- I believe Orico’s M234C3 enclosure also use an Intel Thunderbolt 3 controller, but their product page does not specify which. FYI only Intel JH8340, JH8440 and JH8550 chips support Thunderbolt 4, but like I said, it makes no difference for my external storage use case.
More confused than before? I am. If you are curious I bought the Kingston KC3000 PCIe 4.0 and Acasis AC-TB34 SSD enclosure (now discontinued).
If you want to find out more about your NVMe on macOS, download and compile smartmontools. After downloading and extracting the tarball:

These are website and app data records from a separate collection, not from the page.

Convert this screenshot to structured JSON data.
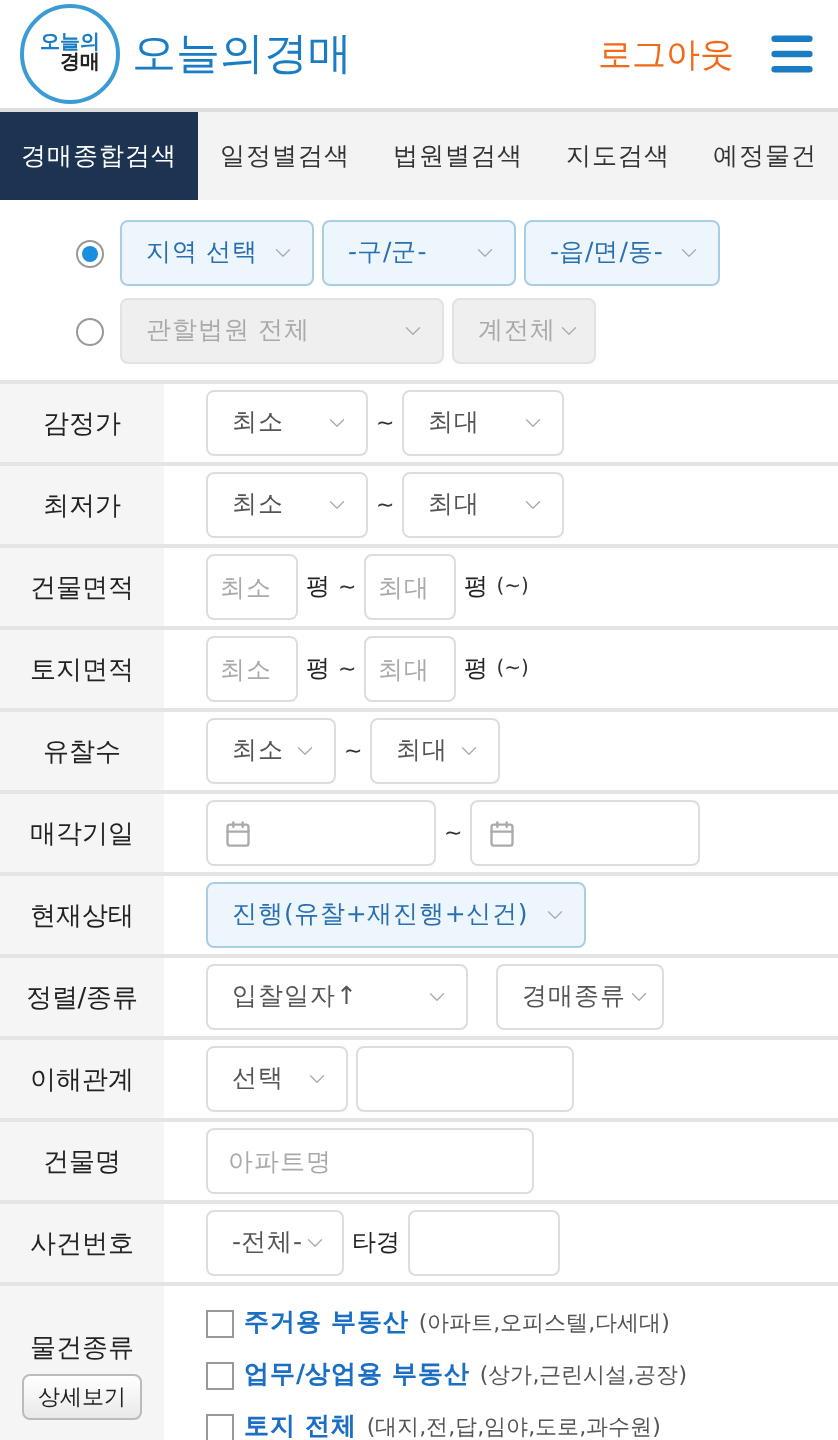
{
  "header": {
    "logo": {
      "top": "오늘의",
      "bottom": "경매"
    },
    "brand": "오늘의경매",
    "logout": "로그아웃"
  },
  "tabs": [
    {
      "label": "경매종합검색",
      "selected": true
    },
    {
      "label": "일정별검색",
      "selected": false
    },
    {
      "label": "법원별검색",
      "selected": false
    },
    {
      "label": "지도검색",
      "selected": false
    },
    {
      "label": "예정물건",
      "selected": false
    }
  ],
  "region_options": [
    {
      "selected": true,
      "disabled": false,
      "selects": [
        "지역 선택",
        "-구/군-",
        "-읍/면/동-"
      ]
    },
    {
      "selected": false,
      "disabled": true,
      "selects": [
        "관할법원 전체",
        "계전체"
      ]
    }
  ],
  "rows": [
    {
      "label": "감정가",
      "kind": "range-select",
      "min": "최소",
      "max": "최대",
      "separator": "~"
    },
    {
      "label": "최저가",
      "kind": "range-select",
      "min": "최소",
      "max": "최대",
      "separator": "~"
    },
    {
      "label": "건물면적",
      "kind": "area",
      "min_placeholder": "최소",
      "max_placeholder": "최대",
      "min_unit": "평",
      "max_unit": "평",
      "separator": "~",
      "note": "(~)"
    },
    {
      "label": "토지면적",
      "kind": "area",
      "min_placeholder": "최소",
      "max_placeholder": "최대",
      "min_unit": "평",
      "max_unit": "평",
      "separator": "~",
      "note": "(~)"
    },
    {
      "label": "유찰수",
      "kind": "small-range-select",
      "min": "최소",
      "max": "최대",
      "separator": "~"
    },
    {
      "label": "매각기일",
      "kind": "date-range",
      "separator": "~"
    },
    {
      "label": "현재상태",
      "kind": "status-select",
      "value": "진행(유찰+재진행+신건)"
    },
    {
      "label": "정렬/종류",
      "kind": "two-selects",
      "values": [
        "입찰일자↑",
        "경매종류"
      ]
    },
    {
      "label": "이해관계",
      "kind": "select-input",
      "value": "선택"
    },
    {
      "label": "건물명",
      "kind": "text-input",
      "placeholder": "아파트명"
    },
    {
      "label": "사건번호",
      "kind": "case-number",
      "value": "-전체-",
      "text": "타경"
    },
    {
      "label": "물건종류",
      "kind": "categories",
      "button": "상세보기",
      "items": [
        {
          "name": "주거용 부동산",
          "detail": "(아파트,오피스텔,다세대)",
          "checked": false
        },
        {
          "name": "업무/상업용 부동산",
          "detail": "(상가,근린시설,공장)",
          "checked": false
        },
        {
          "name": "토지 전체",
          "detail": "(대지,전,답,임야,도로,과수원)",
          "checked": false
        }
      ]
    }
  ]
}
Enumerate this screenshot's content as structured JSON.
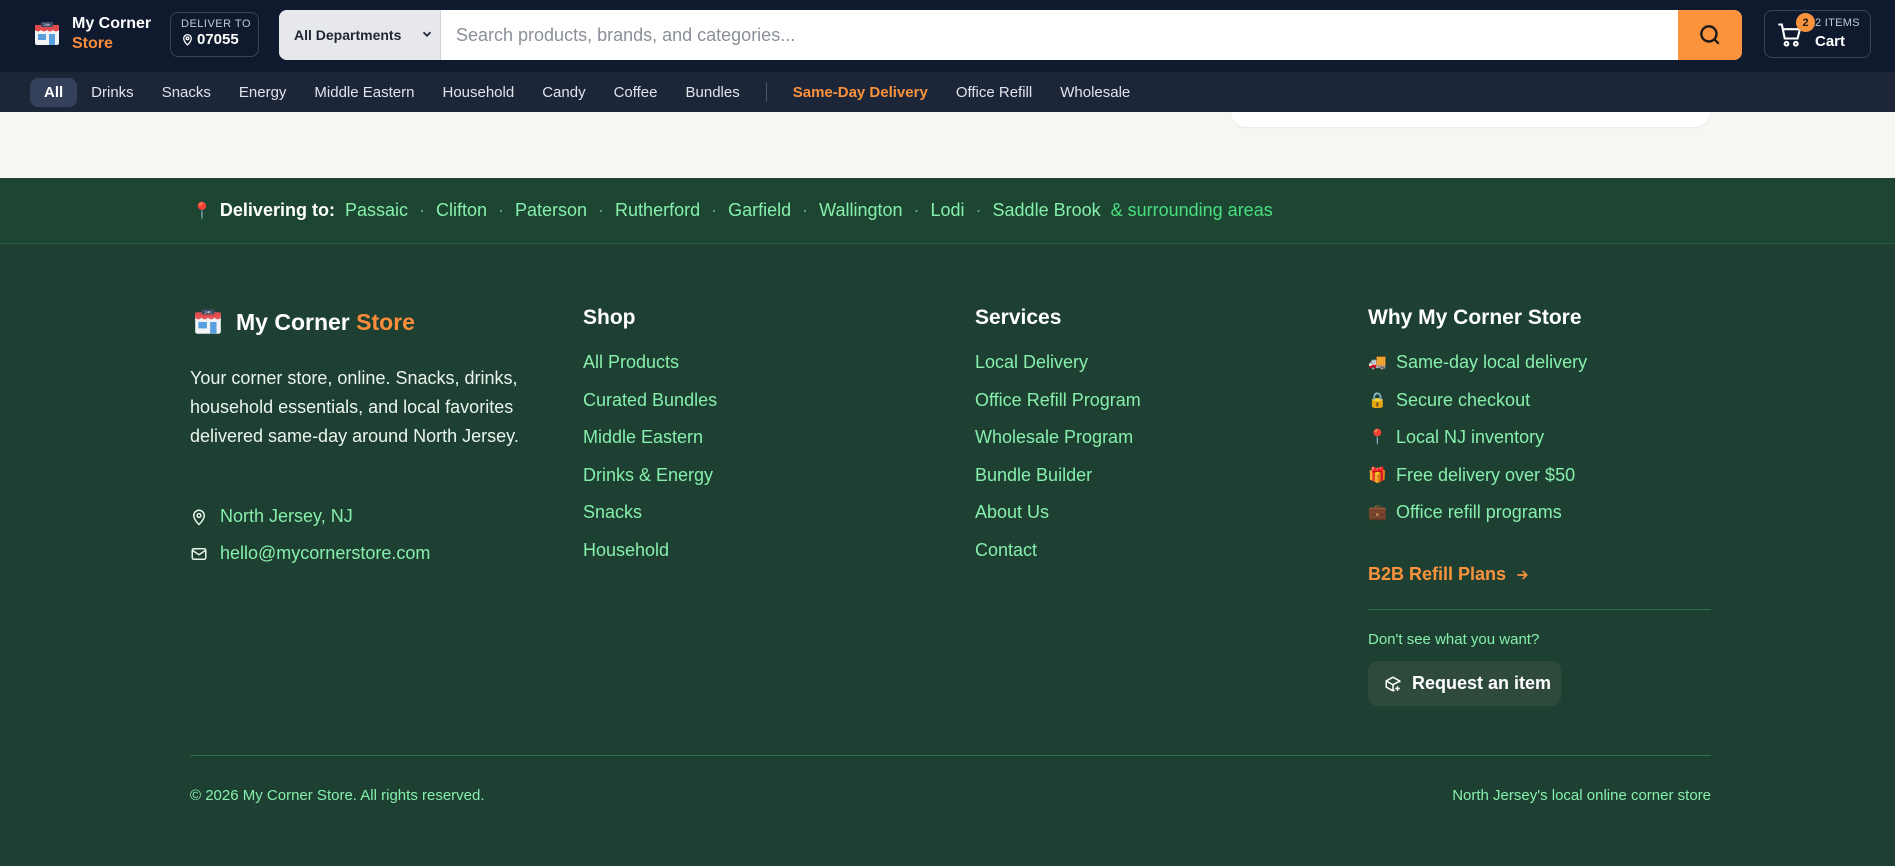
{
  "header": {
    "logo_line1": "My Corner",
    "logo_line2": "Store",
    "deliver_label": "DELIVER TO",
    "zip": "07055",
    "department": "All Departments",
    "search_placeholder": "Search products, brands, and categories...",
    "cart_count": "2",
    "cart_items": "2 ITEMS",
    "cart_label": "Cart"
  },
  "categories": [
    "All",
    "Drinks",
    "Snacks",
    "Energy",
    "Middle Eastern",
    "Household",
    "Candy",
    "Coffee",
    "Bundles"
  ],
  "services_nav": [
    "Same-Day Delivery",
    "Office Refill",
    "Wholesale"
  ],
  "delivery_strip": {
    "label": "Delivering to:",
    "towns": [
      "Passaic",
      "Clifton",
      "Paterson",
      "Rutherford",
      "Garfield",
      "Wallington",
      "Lodi",
      "Saddle Brook"
    ],
    "dot": "·",
    "suffix": "& surrounding areas"
  },
  "footer": {
    "brand_main": "My Corner ",
    "brand_accent": "Store",
    "tagline": "Your corner store, online. Snacks, drinks, household essentials, and local favorites delivered same-day around North Jersey.",
    "location": "North Jersey, NJ",
    "email": "hello@mycornerstore.com",
    "shop": {
      "heading": "Shop",
      "links": [
        "All Products",
        "Curated Bundles",
        "Middle Eastern",
        "Drinks & Energy",
        "Snacks",
        "Household"
      ]
    },
    "services": {
      "heading": "Services",
      "links": [
        "Local Delivery",
        "Office Refill Program",
        "Wholesale Program",
        "Bundle Builder",
        "About Us",
        "Contact"
      ]
    },
    "why": {
      "heading": "Why My Corner Store",
      "items": [
        {
          "emoji": "🚚",
          "text": "Same-day local delivery"
        },
        {
          "emoji": "🔒",
          "text": "Secure checkout"
        },
        {
          "emoji": "📍",
          "text": "Local NJ inventory"
        },
        {
          "emoji": "🎁",
          "text": "Free delivery over $50"
        },
        {
          "emoji": "💼",
          "text": "Office refill programs"
        }
      ],
      "b2b": "B2B Refill Plans",
      "dont_see": "Don't see what you want?",
      "request": "Request an item"
    },
    "copyright": "© 2026 My Corner Store. All rights reserved.",
    "slogan": "North Jersey's local online corner store"
  },
  "colors": {
    "header_bg": "#0f1a2e",
    "nav_bg": "#1c2638",
    "accent": "#fb923c",
    "footer_bg": "#1e4032",
    "link_green": "#86efac"
  },
  "icons": {
    "logo": "storefront-icon",
    "zip": "map-pin-icon",
    "search": "search-icon",
    "cart": "cart-icon",
    "location": "map-pin-icon",
    "email": "mail-icon",
    "b2b": "arrow-right-icon",
    "request": "package-plus-icon"
  }
}
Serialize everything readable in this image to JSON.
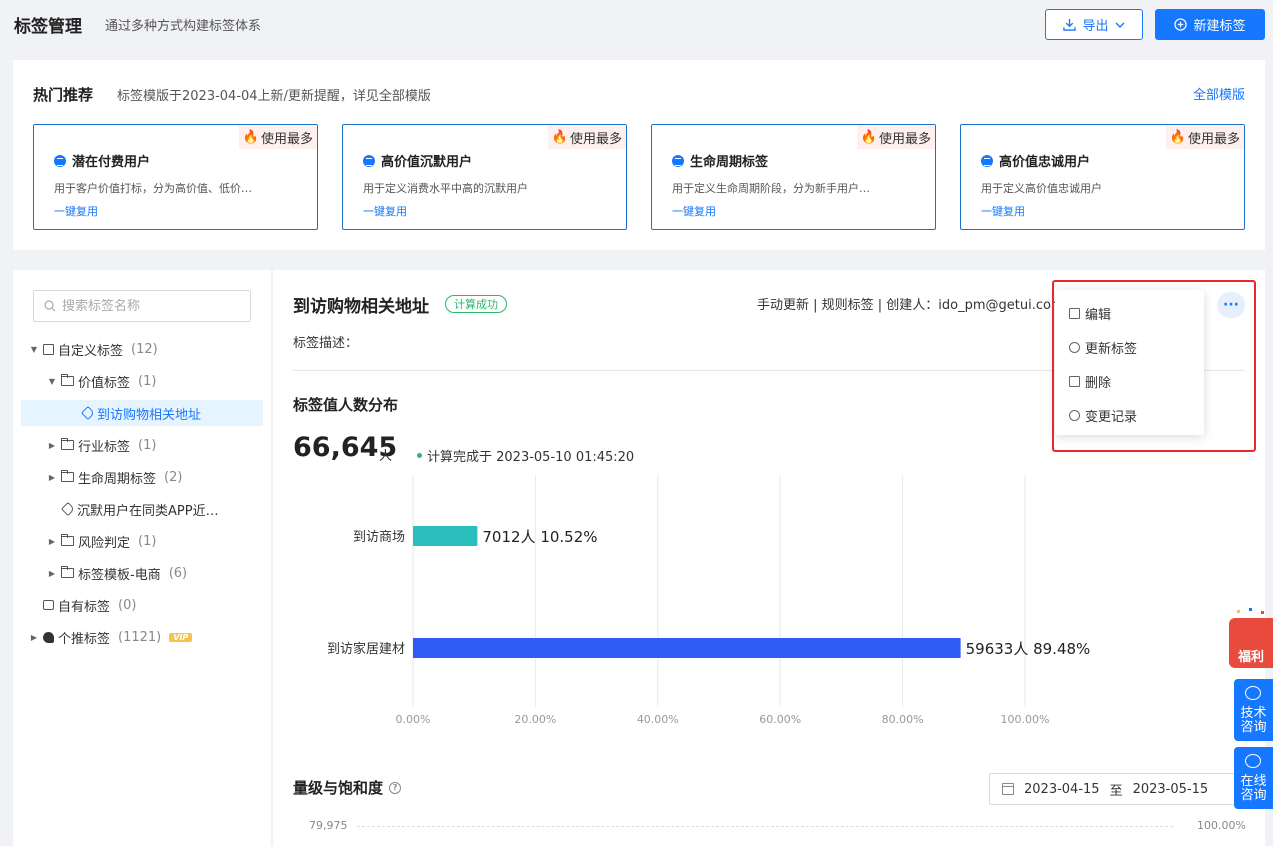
{
  "header": {
    "title": "标签管理",
    "subtitle": "通过多种方式构建标签体系",
    "export_label": "导出",
    "new_label": "新建标签"
  },
  "hot": {
    "title": "热门推荐",
    "subtitle": "标签模版于2023-04-04上新/更新提醒，详见全部模版",
    "all_link": "全部模版",
    "badge": "使用最多",
    "reuse": "一键复用",
    "cards": [
      {
        "title": "潜在付费用户",
        "desc": "用于客户价值打标，分为高价值、低价…"
      },
      {
        "title": "高价值沉默用户",
        "desc": "用于定义消费水平中高的沉默用户"
      },
      {
        "title": "生命周期标签",
        "desc": "用于定义生命周期阶段，分为新手用户…"
      },
      {
        "title": "高价值忠诚用户",
        "desc": "用于定义高价值忠诚用户"
      }
    ]
  },
  "sidebar": {
    "search_placeholder": "搜索标签名称",
    "tree": [
      {
        "label": "自定义标签",
        "count": "(12)"
      },
      {
        "label": "价值标签",
        "count": "(1)"
      },
      {
        "label": "到访购物相关地址",
        "count": ""
      },
      {
        "label": "行业标签",
        "count": "(1)"
      },
      {
        "label": "生命周期标签",
        "count": "(2)"
      },
      {
        "label": "沉默用户在同类APP近…",
        "count": ""
      },
      {
        "label": "风险判定",
        "count": "(1)"
      },
      {
        "label": "标签模板-电商",
        "count": "(6)"
      },
      {
        "label": "自有标签",
        "count": "(0)"
      },
      {
        "label": "个推标签",
        "count": "(1121)"
      }
    ],
    "vip": "VIP"
  },
  "detail": {
    "name": "到访购物相关地址",
    "status": "计算成功",
    "meta": "手动更新 | 规则标签 | 创建人：ido_pm@getui.com",
    "more": "···",
    "desc_label": "标签描述：",
    "dist_title": "标签值人数分布",
    "total": "66,645",
    "total_unit": "人",
    "calc_time": "计算完成于 2023-05-10 01:45:20",
    "sec2_title": "量级与饱和度",
    "date_from": "2023-04-15",
    "date_sep": "至",
    "date_to": "2023-05-15",
    "y_left": "79,975",
    "y_right": "100.00%"
  },
  "menu": {
    "items": [
      "编辑",
      "更新标签",
      "删除",
      "变更记录"
    ]
  },
  "floats": {
    "gift": "福利",
    "tech": "技术咨询",
    "online": "在线咨询"
  },
  "colors": {
    "primary": "#1677ff",
    "bar_teal": "#2cbdbd",
    "bar_blue": "#2f5bf5",
    "highlight": "#e8292c"
  },
  "chart_data": {
    "type": "bar",
    "orientation": "horizontal",
    "categories": [
      "到访商场",
      "到访家居建材"
    ],
    "values": [
      7012,
      59633
    ],
    "percents": [
      10.52,
      89.48
    ],
    "data_labels": [
      "7012人 10.52%",
      "59633人 89.48%"
    ],
    "xlim": [
      0,
      100
    ],
    "x_ticks": [
      "0.00%",
      "20.00%",
      "40.00%",
      "60.00%",
      "80.00%",
      "100.00%"
    ],
    "grid": true,
    "colors": [
      "#2cbdbd",
      "#2f5bf5"
    ]
  }
}
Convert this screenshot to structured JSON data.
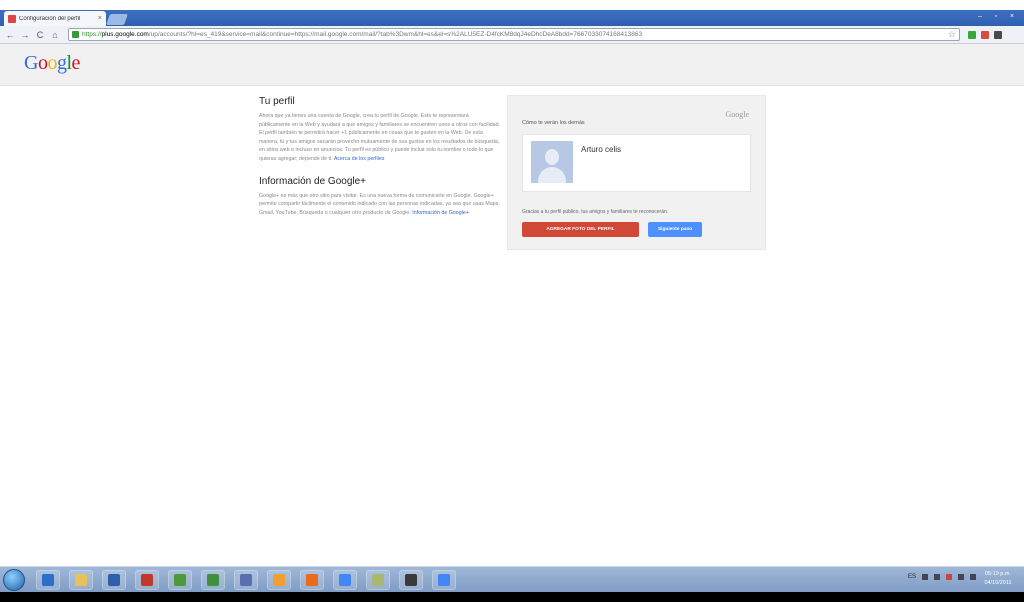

smartctl you need to first determine the Disk ID for external disks.
diskutil will mark these disks as
external, physical, e.g.
disk3 in this example:
diskutil list ./smartctl -a disk3
I doubt SMART will warn you of NAND failure, but you may be interested in the
data units written value:
smartctl 7.3 2022-02-28 r5338 [Darwin 22.2.0 arm64] (local build) Copyright (C) 2002-22, Bruce Allen, Christian Franke, www.smartmontools.org === START OF SMART DATA SECTION === SMART overall-health self-assessment test result: PASSED SMART/Health Information (NVMe Log 0x02) Critical Warning: 0x00 Temperature: 32 Celsius Available Spare: 100% Available Spare Threshold: 10% Percentage Used: 0% Data Units Read: 138 [70.6 MB] Data Units Written: 2,066 [1.05 GB] Host Read Commands: 1,626 Host Write Commands: 2,341 Controller Busy Time: 0 Power Cycles: 2 Power On Hours: 0 Unsafe Shutdowns: 1 Media and Data Integrity Errors: 0 Error Information Log Entries: 0 Warning Comp. Temperature Time: 0 Critical Comp. Temperature Time: 0 Temperature Sensor 2: 42 Celsius